→ **TASK TO COMPLETE**: The expected output is a copy of every line in the records with the string "false".

Website and app data records:
+ + + +
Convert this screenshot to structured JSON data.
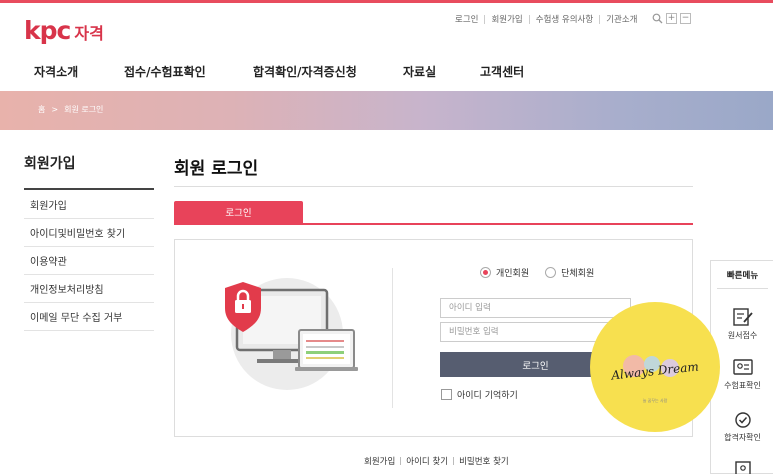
{
  "brand": {
    "logo_kpc": "kpc",
    "logo_sub": "자격",
    "accent": "#e8435a"
  },
  "util_nav": [
    "로그인",
    "회원가입",
    "수험생 유의사항",
    "기관소개"
  ],
  "util_icons": [
    "search-icon",
    "plus-icon",
    "minus-icon"
  ],
  "gnb": [
    "자격소개",
    "접수/수험표확인",
    "합격확인/자격증신청",
    "자료실",
    "고객센터"
  ],
  "breadcrumb": {
    "home": "홈",
    "separator": ">",
    "current": "회원 로그인"
  },
  "sidebar": {
    "title": "회원가입",
    "items": [
      "회원가입",
      "아이디및비밀번호 찾기",
      "이용약관",
      "개인정보처리방침",
      "이메일 무단 수집 거부"
    ]
  },
  "main": {
    "title": "회원 로그인",
    "tab": "로그인",
    "member_types": [
      {
        "label": "개인회원",
        "selected": true
      },
      {
        "label": "단체회원",
        "selected": false
      }
    ],
    "id_placeholder": "아이디 입력",
    "pw_placeholder": "비밀번호 입력",
    "login_button": "로그인",
    "remember_label": "아이디 기억하기",
    "remember_checked": false
  },
  "bottom_links": [
    "회원가입",
    "아이디 찾기",
    "비밀번호 찾기"
  ],
  "quick_menu": {
    "title": "빠른메뉴",
    "items": [
      {
        "label": "원서접수",
        "icon": "form-pen-icon"
      },
      {
        "label": "수험표확인",
        "icon": "id-card-icon"
      },
      {
        "label": "합격자확인",
        "icon": "certificate-icon"
      },
      {
        "label": "",
        "icon": "document-icon"
      }
    ]
  },
  "watermark": {
    "title": "Always Dream",
    "subtitle": "늘 꿈꾸는 사람"
  }
}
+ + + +
→ **EXPECTED OUTPUT**:
        "selected": false
    "remember_checked": false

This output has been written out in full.